▶ Assignment:
Each record is to be duplicated exactly, with nothing added.

▶ Source information:
⁂

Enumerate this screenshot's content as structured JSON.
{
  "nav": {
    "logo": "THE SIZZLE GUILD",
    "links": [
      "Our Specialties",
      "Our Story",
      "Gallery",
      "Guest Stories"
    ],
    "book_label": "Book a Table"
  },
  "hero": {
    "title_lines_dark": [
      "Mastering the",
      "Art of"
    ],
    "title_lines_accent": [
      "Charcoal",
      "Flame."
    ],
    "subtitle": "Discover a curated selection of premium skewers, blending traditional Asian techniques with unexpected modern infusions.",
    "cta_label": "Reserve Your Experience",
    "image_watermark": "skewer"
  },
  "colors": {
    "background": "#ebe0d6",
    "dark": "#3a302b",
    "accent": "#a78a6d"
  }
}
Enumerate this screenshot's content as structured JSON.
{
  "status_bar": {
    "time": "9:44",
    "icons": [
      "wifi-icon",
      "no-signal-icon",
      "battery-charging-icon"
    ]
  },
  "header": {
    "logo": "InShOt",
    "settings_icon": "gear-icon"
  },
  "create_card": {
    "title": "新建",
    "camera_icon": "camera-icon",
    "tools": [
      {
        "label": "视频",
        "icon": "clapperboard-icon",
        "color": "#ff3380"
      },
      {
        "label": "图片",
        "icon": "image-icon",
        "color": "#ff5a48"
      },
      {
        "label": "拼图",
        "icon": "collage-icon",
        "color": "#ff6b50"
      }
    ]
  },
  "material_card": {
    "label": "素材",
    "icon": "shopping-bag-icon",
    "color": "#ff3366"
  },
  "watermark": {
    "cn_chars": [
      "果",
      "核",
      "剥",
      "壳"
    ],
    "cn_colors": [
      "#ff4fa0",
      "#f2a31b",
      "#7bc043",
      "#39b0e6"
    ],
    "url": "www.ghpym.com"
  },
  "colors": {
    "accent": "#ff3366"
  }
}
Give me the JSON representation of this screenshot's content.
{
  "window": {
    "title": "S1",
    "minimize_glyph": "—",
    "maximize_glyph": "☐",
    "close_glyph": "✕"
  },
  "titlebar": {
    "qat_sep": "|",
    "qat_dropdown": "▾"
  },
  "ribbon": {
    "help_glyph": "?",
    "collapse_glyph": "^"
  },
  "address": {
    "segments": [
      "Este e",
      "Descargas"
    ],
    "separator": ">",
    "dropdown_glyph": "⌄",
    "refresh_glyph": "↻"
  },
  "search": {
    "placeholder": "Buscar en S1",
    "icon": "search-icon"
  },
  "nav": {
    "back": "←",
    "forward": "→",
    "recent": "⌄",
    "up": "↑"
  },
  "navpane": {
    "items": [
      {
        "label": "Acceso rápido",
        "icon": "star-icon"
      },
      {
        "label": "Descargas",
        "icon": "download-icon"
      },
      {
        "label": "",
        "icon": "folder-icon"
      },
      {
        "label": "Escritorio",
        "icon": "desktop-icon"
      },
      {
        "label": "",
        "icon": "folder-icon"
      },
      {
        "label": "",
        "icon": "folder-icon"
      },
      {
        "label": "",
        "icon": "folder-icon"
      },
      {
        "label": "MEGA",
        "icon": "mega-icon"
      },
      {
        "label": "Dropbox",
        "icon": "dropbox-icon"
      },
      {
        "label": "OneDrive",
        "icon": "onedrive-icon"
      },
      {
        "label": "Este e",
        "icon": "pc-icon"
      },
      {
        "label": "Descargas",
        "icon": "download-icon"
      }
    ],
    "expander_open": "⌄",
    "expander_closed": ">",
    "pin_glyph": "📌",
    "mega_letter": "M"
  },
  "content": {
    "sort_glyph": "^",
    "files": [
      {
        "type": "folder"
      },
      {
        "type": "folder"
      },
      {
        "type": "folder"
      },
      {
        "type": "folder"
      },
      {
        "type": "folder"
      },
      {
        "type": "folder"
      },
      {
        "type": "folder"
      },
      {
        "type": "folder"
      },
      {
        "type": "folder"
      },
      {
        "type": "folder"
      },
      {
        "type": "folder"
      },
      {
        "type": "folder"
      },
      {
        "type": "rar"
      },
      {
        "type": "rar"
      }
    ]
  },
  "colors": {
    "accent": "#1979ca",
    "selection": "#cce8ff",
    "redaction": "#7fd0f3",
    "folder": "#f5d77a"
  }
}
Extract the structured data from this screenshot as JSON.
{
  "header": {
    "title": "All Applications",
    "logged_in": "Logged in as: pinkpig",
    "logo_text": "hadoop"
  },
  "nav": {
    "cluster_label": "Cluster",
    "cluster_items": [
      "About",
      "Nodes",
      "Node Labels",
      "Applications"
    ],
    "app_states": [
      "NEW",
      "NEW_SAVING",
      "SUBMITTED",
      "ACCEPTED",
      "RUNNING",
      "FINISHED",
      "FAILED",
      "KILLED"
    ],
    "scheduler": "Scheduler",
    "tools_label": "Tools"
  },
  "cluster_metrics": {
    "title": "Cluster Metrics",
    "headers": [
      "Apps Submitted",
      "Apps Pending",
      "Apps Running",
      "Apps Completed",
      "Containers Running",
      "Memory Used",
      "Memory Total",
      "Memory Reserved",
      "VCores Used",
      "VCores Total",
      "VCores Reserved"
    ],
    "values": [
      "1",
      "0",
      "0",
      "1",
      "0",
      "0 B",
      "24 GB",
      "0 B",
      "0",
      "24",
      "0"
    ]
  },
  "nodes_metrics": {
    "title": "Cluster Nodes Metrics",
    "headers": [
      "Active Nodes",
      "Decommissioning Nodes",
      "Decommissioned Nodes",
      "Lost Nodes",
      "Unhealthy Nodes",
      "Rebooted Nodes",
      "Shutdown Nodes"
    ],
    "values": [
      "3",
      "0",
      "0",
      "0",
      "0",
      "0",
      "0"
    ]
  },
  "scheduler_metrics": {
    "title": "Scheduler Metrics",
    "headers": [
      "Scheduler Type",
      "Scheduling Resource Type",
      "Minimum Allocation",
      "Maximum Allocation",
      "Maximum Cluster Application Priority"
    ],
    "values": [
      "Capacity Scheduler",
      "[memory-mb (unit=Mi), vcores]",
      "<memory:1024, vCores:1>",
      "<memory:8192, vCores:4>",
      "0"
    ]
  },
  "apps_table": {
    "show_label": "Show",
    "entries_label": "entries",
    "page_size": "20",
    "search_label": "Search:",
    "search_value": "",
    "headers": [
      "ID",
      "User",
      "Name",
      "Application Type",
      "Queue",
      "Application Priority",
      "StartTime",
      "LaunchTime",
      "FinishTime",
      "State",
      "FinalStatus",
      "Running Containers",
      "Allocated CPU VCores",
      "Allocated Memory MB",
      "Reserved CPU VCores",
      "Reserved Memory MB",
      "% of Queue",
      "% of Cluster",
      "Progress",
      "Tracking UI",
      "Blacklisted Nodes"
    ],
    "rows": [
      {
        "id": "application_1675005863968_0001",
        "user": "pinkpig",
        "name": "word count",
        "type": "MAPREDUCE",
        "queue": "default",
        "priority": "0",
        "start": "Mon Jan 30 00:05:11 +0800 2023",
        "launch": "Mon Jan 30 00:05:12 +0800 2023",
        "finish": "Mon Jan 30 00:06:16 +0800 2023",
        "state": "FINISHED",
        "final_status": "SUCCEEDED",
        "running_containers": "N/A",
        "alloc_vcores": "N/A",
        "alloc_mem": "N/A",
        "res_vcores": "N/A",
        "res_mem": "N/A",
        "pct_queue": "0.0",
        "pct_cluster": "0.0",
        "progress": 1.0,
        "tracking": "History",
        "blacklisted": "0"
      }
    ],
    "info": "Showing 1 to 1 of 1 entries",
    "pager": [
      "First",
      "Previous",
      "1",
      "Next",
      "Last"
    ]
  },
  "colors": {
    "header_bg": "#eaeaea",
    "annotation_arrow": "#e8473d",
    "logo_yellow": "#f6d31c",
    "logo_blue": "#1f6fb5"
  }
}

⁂

▶ Answer for this exercise:
Enumerate this screenshot's content as structured JSON.
{
  "nav": {
    "logo": "THE SIZZLE GUILD",
    "links": [
      "Our Specialties",
      "Our Story",
      "Gallery",
      "Guest Stories"
    ],
    "book_label": "Book a Table"
  },
  "hero": {
    "title_lines_dark": [
      "Mastering the",
      "Art of"
    ],
    "title_lines_accent": [
      "Charcoal",
      "Flame."
    ],
    "subtitle": "Discover a curated selection of premium skewers, blending traditional Asian techniques with unexpected modern infusions.",
    "cta_label": "Reserve Your Experience",
    "image_watermark": "skewer"
  },
  "colors": {
    "background": "#ebe0d6",
    "dark": "#3a302b",
    "accent": "#a78a6d"
  }
}
Enumerate this screenshot's content as structured JSON.
{
  "status_bar": {
    "time": "9:44",
    "icons": [
      "wifi-icon",
      "no-signal-icon",
      "battery-charging-icon"
    ]
  },
  "header": {
    "logo": "InShOt",
    "settings_icon": "gear-icon"
  },
  "create_card": {
    "title": "新建",
    "camera_icon": "camera-icon",
    "tools": [
      {
        "label": "视频",
        "icon": "clapperboard-icon",
        "color": "#ff3380"
      },
      {
        "label": "图片",
        "icon": "image-icon",
        "color": "#ff5a48"
      },
      {
        "label": "拼图",
        "icon": "collage-icon",
        "color": "#ff6b50"
      }
    ]
  },
  "material_card": {
    "label": "素材",
    "icon": "shopping-bag-icon",
    "color": "#ff3366"
  },
  "watermark": {
    "cn_chars": [
      "果",
      "核",
      "剥",
      "壳"
    ],
    "cn_colors": [
      "#ff4fa0",
      "#f2a31b",
      "#7bc043",
      "#39b0e6"
    ],
    "url": "www.ghpym.com"
  },
  "colors": {
    "accent": "#ff3366"
  }
}
Give me the JSON representation of this screenshot's content.
{
  "window": {
    "title": "S1",
    "minimize_glyph": "—",
    "maximize_glyph": "☐",
    "close_glyph": "✕"
  },
  "titlebar": {
    "qat_sep": "|",
    "qat_dropdown": "▾"
  },
  "ribbon": {
    "help_glyph": "?",
    "collapse_glyph": "^"
  },
  "address": {
    "segments": [
      "Este e",
      "Descargas"
    ],
    "separator": ">",
    "dropdown_glyph": "⌄",
    "refresh_glyph": "↻"
  },
  "search": {
    "placeholder": "Buscar en S1",
    "icon": "search-icon"
  },
  "nav": {
    "back": "←",
    "forward": "→",
    "recent": "⌄",
    "up": "↑"
  },
  "navpane": {
    "items": [
      {
        "label": "Acceso rápido",
        "icon": "star-icon"
      },
      {
        "label": "Descargas",
        "icon": "download-icon"
      },
      {
        "label": "",
        "icon": "folder-icon"
      },
      {
        "label": "Escritorio",
        "icon": "desktop-icon"
      },
      {
        "label": "",
        "icon": "folder-icon"
      },
      {
        "label": "",
        "icon": "folder-icon"
      },
      {
        "label": "",
        "icon": "folder-icon"
      },
      {
        "label": "MEGA",
        "icon": "mega-icon"
      },
      {
        "label": "Dropbox",
        "icon": "dropbox-icon"
      },
      {
        "label": "OneDrive",
        "icon": "onedrive-icon"
      },
      {
        "label": "Este e",
        "icon": "pc-icon"
      },
      {
        "label": "Descargas",
        "icon": "download-icon"
      }
    ],
    "expander_open": "⌄",
    "expander_closed": ">",
    "pin_glyph": "📌",
    "mega_letter": "M"
  },
  "content": {
    "sort_glyph": "^",
    "files": [
      {
        "type": "folder"
      },
      {
        "type": "folder"
      },
      {
        "type": "folder"
      },
      {
        "type": "folder"
      },
      {
        "type": "folder"
      },
      {
        "type": "folder"
      },
      {
        "type": "folder"
      },
      {
        "type": "folder"
      },
      {
        "type": "folder"
      },
      {
        "type": "folder"
      },
      {
        "type": "folder"
      },
      {
        "type": "folder"
      },
      {
        "type": "rar"
      },
      {
        "type": "rar"
      }
    ]
  },
  "colors": {
    "accent": "#1979ca",
    "selection": "#cce8ff",
    "redaction": "#7fd0f3",
    "folder": "#f5d77a"
  }
}
Extract the structured data from this screenshot as JSON.
{
  "header": {
    "title": "All Applications",
    "logged_in": "Logged in as: pinkpig",
    "logo_text": "hadoop"
  },
  "nav": {
    "cluster_label": "Cluster",
    "cluster_items": [
      "About",
      "Nodes",
      "Node Labels",
      "Applications"
    ],
    "app_states": [
      "NEW",
      "NEW_SAVING",
      "SUBMITTED",
      "ACCEPTED",
      "RUNNING",
      "FINISHED",
      "FAILED",
      "KILLED"
    ],
    "scheduler": "Scheduler",
    "tools_label": "Tools"
  },
  "cluster_metrics": {
    "title": "Cluster Metrics",
    "headers": [
      "Apps Submitted",
      "Apps Pending",
      "Apps Running",
      "Apps Completed",
      "Containers Running",
      "Memory Used",
      "Memory Total",
      "Memory Reserved",
      "VCores Used",
      "VCores Total",
      "VCores Reserved"
    ],
    "values": [
      "1",
      "0",
      "0",
      "1",
      "0",
      "0 B",
      "24 GB",
      "0 B",
      "0",
      "24",
      "0"
    ]
  },
  "nodes_metrics": {
    "title": "Cluster Nodes Metrics",
    "headers": [
      "Active Nodes",
      "Decommissioning Nodes",
      "Decommissioned Nodes",
      "Lost Nodes",
      "Unhealthy Nodes",
      "Rebooted Nodes",
      "Shutdown Nodes"
    ],
    "values": [
      "3",
      "0",
      "0",
      "0",
      "0",
      "0",
      "0"
    ]
  },
  "scheduler_metrics": {
    "title": "Scheduler Metrics",
    "headers": [
      "Scheduler Type",
      "Scheduling Resource Type",
      "Minimum Allocation",
      "Maximum Allocation",
      "Maximum Cluster Application Priority"
    ],
    "values": [
      "Capacity Scheduler",
      "[memory-mb (unit=Mi), vcores]",
      "<memory:1024, vCores:1>",
      "<memory:8192, vCores:4>",
      "0"
    ]
  },
  "apps_table": {
    "show_label": "Show",
    "entries_label": "entries",
    "page_size": "20",
    "search_label": "Search:",
    "search_value": "",
    "headers": [
      "ID",
      "User",
      "Name",
      "Application Type",
      "Queue",
      "Application Priority",
      "StartTime",
      "LaunchTime",
      "FinishTime",
      "State",
      "FinalStatus",
      "Running Containers",
      "Allocated CPU VCores",
      "Allocated Memory MB",
      "Reserved CPU VCores",
      "Reserved Memory MB",
      "% of Queue",
      "% of Cluster",
      "Progress",
      "Tracking UI",
      "Blacklisted Nodes"
    ],
    "rows": [
      {
        "id": "application_1675005863968_0001",
        "user": "pinkpig",
        "name": "word count",
        "type": "MAPREDUCE",
        "queue": "default",
        "priority": "0",
        "start": "Mon Jan 30 00:05:11 +0800 2023",
        "launch": "Mon Jan 30 00:05:12 +0800 2023",
        "finish": "Mon Jan 30 00:06:16 +0800 2023",
        "state": "FINISHED",
        "final_status": "SUCCEEDED",
        "running_containers": "N/A",
        "alloc_vcores": "N/A",
        "alloc_mem": "N/A",
        "res_vcores": "N/A",
        "res_mem": "N/A",
        "pct_queue": "0.0",
        "pct_cluster": "0.0",
        "progress": 1.0,
        "tracking": "History",
        "blacklisted": "0"
      }
    ],
    "info": "Showing 1 to 1 of 1 entries",
    "pager": [
      "First",
      "Previous",
      "1",
      "Next",
      "Last"
    ]
  },
  "colors": {
    "header_bg": "#eaeaea",
    "annotation_arrow": "#e8473d",
    "logo_yellow": "#f6d31c",
    "logo_blue": "#1f6fb5"
  }
}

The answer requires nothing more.